The term blended learning appears in so much educational policy and literature nowadays, but with so much variation in the way it is interpreted and implemented.
The Blended Learning Implementation Guide recently released by Digital Learning Now (DLN) is designed to guide school and district leaders through the process of successfully shifting to a blended learning model with a strategic and comprehensive plan.
A couple of key drivers behind this shift are (a) the developments in technology that are enabling far greater reach in terms of where and when learning occurs, and (b) the increasing focus on personalisation of the learning experience.
The guide uses a simple four-stage process to provide practical support and guidance for schools wanting to move in this direction, from creating the conditions for success through to continuous improvement.
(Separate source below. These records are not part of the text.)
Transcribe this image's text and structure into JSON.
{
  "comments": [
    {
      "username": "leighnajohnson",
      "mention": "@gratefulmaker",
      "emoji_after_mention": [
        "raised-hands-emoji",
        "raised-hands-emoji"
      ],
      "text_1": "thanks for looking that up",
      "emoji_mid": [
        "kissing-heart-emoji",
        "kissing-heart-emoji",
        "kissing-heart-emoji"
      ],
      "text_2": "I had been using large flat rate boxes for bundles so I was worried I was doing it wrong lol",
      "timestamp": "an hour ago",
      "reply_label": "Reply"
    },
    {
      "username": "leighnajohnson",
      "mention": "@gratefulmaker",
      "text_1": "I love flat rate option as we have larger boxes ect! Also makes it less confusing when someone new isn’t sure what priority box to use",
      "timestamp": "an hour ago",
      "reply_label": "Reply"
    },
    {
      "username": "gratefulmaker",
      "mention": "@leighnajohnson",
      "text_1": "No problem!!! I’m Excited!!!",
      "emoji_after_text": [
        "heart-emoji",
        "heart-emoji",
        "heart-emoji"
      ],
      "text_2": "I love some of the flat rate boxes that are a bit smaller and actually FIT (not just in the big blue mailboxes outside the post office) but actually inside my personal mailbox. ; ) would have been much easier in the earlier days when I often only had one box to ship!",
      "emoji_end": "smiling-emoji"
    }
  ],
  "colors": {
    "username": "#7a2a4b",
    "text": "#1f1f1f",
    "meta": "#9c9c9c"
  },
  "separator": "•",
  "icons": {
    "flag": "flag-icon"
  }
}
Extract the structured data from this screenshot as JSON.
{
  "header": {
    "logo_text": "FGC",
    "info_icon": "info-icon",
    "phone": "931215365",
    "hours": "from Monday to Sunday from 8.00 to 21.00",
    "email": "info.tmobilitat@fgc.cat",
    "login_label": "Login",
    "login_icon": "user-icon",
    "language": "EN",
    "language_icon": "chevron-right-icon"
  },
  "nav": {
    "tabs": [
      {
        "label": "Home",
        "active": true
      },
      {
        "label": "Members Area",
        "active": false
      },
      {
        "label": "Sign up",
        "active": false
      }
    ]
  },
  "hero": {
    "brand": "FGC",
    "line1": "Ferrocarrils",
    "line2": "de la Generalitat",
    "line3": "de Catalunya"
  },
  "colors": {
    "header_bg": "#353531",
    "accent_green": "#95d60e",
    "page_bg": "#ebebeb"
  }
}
As the introduction to the guide points out, blended learning isn't just another initiative to add to all the other things we have to contend with, rather, it is a fundamental re-design in the way we think about and provide for the education of learners in our schools. It involves rethinking the organisation of our schools and classes, how time is used, and how limited resources are allocated. It involves new roles for teachers and learners, and embraces parents and caregivers in new types of relationships as part of the learning process. It also relies heavily on robust technological infrastructure and services to support it all.
Looking past the very US-centric context for which this guide is written, it's among the best I've come across so far for providing a 'big picture', yet very practical outline to guide what a school might do to embrace a blended learning methodology.
For those interested, my friend Nancy White today published an interesting post on her FullCircle blog titled The Value of Hybrid/Blended learning in which she argues for the benefits of blended learning in a variety of contexts in which she is or has been working. I particularly like the graphic at the head of her post which provides a useful way of thinking about the various forms a blended approach may take.
One thought on “Blended learning guide”